Title: Reflecting on Two Years at the Baldy Center
By: Daniel Platt, PhD, Baldy Center Postdoctoral Fellow in Interdisciplinary Legal Studies, 2018-2020

Baldy Center Postdoctoral Fellows are highly promising scholars from a variety of disciplines who have completed their Ph.D.s and/or J.D.s at other universities, but have not yet commenced tenure track positions. Chosen in an extremely competitive process, they carry out their scholarly projects with the full array of UB research resources and participate in Baldy Center talks, discussions, workshops, and conferences. Daniel Platt recently completed a two-year Baldy Center postdoctoral position.

Daniel Platt.

Daniel Platt

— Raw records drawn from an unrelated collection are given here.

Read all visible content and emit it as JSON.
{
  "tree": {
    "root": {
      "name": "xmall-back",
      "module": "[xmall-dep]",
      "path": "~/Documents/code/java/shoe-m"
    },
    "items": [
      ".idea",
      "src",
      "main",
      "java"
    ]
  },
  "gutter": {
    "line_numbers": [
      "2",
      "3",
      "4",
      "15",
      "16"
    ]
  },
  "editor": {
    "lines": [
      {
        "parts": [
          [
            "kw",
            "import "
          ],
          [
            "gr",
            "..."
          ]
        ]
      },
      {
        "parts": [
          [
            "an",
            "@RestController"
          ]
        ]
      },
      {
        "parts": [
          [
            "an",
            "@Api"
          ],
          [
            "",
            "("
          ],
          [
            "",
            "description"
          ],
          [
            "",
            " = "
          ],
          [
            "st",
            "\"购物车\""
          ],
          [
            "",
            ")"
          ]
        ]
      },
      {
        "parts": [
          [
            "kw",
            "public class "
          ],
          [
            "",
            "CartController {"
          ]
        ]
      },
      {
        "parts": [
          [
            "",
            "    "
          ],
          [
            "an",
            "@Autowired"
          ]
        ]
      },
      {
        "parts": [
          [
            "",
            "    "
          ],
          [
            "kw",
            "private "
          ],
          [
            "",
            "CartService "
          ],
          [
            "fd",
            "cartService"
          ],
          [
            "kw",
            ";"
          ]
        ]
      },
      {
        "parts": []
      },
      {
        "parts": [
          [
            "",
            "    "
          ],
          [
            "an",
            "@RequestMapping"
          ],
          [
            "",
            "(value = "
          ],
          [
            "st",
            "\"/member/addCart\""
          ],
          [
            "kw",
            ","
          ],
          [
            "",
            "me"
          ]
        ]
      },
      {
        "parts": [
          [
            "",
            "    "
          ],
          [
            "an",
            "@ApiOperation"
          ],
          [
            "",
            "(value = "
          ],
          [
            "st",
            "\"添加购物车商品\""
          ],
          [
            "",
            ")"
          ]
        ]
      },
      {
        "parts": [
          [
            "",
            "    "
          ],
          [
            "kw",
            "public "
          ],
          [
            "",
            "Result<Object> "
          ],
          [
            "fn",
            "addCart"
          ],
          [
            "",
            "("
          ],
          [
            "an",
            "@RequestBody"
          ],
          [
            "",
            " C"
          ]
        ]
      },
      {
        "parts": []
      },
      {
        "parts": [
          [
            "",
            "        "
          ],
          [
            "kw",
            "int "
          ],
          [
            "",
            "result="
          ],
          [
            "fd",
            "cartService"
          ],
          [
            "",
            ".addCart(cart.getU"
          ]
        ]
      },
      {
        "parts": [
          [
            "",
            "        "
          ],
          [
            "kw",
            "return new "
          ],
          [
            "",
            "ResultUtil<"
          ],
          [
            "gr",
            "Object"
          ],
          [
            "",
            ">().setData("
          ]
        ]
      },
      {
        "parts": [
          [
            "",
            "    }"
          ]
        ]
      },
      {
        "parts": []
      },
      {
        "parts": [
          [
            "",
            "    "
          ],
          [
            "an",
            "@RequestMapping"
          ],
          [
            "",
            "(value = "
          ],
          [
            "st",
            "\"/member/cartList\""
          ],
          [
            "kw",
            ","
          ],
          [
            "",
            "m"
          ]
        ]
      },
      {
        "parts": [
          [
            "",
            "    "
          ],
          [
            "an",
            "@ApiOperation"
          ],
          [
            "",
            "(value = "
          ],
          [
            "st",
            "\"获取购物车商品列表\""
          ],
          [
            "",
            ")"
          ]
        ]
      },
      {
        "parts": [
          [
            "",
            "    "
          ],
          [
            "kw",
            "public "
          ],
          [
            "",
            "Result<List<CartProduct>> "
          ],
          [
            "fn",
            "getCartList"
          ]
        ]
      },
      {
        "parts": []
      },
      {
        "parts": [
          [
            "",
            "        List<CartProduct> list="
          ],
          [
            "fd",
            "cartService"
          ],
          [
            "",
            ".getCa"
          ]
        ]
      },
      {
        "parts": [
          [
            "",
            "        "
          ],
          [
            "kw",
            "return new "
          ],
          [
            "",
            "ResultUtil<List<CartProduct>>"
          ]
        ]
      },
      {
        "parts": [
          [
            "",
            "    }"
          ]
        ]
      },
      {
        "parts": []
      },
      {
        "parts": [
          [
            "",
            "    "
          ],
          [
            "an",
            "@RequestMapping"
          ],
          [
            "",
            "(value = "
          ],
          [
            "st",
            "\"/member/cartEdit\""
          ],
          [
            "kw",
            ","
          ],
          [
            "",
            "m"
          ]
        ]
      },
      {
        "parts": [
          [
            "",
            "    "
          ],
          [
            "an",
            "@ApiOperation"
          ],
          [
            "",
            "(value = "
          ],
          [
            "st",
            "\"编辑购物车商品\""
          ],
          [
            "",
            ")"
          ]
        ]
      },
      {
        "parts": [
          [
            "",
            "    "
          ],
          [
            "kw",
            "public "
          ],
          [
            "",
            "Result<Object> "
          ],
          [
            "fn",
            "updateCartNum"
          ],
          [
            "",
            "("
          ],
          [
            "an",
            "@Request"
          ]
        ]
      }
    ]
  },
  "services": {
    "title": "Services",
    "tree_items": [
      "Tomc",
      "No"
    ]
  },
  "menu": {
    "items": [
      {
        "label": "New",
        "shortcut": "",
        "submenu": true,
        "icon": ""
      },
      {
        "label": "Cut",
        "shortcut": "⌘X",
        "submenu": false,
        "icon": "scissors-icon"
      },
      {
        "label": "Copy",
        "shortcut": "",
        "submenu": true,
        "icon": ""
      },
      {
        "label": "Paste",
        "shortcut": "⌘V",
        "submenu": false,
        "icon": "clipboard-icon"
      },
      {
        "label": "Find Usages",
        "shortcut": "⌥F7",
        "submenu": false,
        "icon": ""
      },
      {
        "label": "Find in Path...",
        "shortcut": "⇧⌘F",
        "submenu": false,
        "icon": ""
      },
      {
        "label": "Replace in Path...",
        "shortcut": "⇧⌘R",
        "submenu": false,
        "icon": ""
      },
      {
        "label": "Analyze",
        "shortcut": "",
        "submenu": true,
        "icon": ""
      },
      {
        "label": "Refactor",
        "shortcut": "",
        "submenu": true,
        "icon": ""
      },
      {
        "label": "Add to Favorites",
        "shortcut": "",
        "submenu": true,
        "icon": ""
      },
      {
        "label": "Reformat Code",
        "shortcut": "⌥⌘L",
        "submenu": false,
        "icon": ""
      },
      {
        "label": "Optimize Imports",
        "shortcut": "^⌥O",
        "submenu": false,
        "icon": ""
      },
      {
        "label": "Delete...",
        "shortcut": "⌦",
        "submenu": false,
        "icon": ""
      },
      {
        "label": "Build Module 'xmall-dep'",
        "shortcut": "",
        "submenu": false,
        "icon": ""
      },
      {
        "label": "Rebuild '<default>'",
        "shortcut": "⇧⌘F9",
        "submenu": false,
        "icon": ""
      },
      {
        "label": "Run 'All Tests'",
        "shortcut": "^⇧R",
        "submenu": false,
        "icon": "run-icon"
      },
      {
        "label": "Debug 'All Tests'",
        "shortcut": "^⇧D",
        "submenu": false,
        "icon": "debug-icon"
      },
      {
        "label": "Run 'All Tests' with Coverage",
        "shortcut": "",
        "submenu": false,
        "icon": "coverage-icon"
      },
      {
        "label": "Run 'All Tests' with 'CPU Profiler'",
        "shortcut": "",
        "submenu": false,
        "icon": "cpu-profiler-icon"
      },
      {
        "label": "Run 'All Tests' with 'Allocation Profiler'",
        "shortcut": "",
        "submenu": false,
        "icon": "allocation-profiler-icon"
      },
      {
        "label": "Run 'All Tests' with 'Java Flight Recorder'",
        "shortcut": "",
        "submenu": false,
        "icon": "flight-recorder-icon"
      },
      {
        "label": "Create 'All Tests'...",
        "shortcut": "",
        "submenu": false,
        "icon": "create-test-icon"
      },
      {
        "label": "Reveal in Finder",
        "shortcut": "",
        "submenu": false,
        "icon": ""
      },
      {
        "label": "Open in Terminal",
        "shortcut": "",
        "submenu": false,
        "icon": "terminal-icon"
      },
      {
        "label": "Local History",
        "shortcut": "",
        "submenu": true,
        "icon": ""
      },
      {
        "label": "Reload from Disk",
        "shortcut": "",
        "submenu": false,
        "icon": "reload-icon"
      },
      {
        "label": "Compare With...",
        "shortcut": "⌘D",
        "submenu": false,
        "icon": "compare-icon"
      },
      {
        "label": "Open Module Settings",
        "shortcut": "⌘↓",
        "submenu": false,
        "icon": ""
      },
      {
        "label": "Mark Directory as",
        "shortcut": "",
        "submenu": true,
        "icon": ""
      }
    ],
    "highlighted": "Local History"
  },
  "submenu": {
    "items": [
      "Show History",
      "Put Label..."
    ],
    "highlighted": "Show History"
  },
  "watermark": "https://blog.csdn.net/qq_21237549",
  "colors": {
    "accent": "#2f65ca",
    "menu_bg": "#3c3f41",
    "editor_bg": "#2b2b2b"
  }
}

The Baldy Center allowed me to advance my research agenda and broaden my knowledge of law and legal culture over two wonderful years. I came to UB shortly after defending my dissertation in the Department of American Studies at Brown University in 2018. The dissertation dealt with debtor-creditor relations in the United States at the turn of the twentieth century and the moral problems of failure and insolvency. In my first year at the Baldy Center, I developed a journal article out of some of this material relating to gender and household debt. In particular, the piece considered homestead exemption laws and the meaning of the requirement that wives consent to mortgages that imperiled the family dwelling. I workshopped the article at the annual meeting of the American Society for Legal History in Houston and at UB Faculty Workshop and then submitted it to History of the Present. It was accepted and was published this past fall. Also, in my first year, I developed a manuscript proposal for a book based on my dissertation and submitted it to several university presses. It received multiple offers and is now under contract with University of Chicago Press. Finally, relating to my longstanding interest in the history of antisemitism, in the winter of 2019 I assembled and contributed to a panel discussion on the US. Intellectual History Blog on antisemitism in the United States.

In my second year at UB, I was mostly engaged with manuscript work. I wrote two original chapters for the project that were not contained in the dissertation—one on the abolition of imprisonment for debt in the mid nineteenth century and one on debt and coverture reform in the late nineteenth century. I also started to sift through some material on stay laws and the governance of financial time, which gave rise to a conference paper that I shared at ClassCrits XII and the Law, Culture, and the Humanities Annual Meeting. I was scheduled to present this at the Organization of American Historians Annual Meeting as well, on a panel on “Capital in the Nineteenth Century,” but the conference was canceled due to the pandemic. Later in the year, I accepted an appointment as an Assistant Professor in the Department of Legal Studies at the University of Illinois at Springfield, where I will join my former Baldy Center colleague Amanda Hughett. I will teach courses in legal history, law and the humanities, and law and political economy. This is a position I would not have been able to take without the rich knowledge of legal studies scholarship that I acquired in my two years at the Baldy Center—in the Advanced Seminar in Law and Society, in regular faculty workshops, in special events with visiting scholars, and in countless conversations with UB faculty and fellows.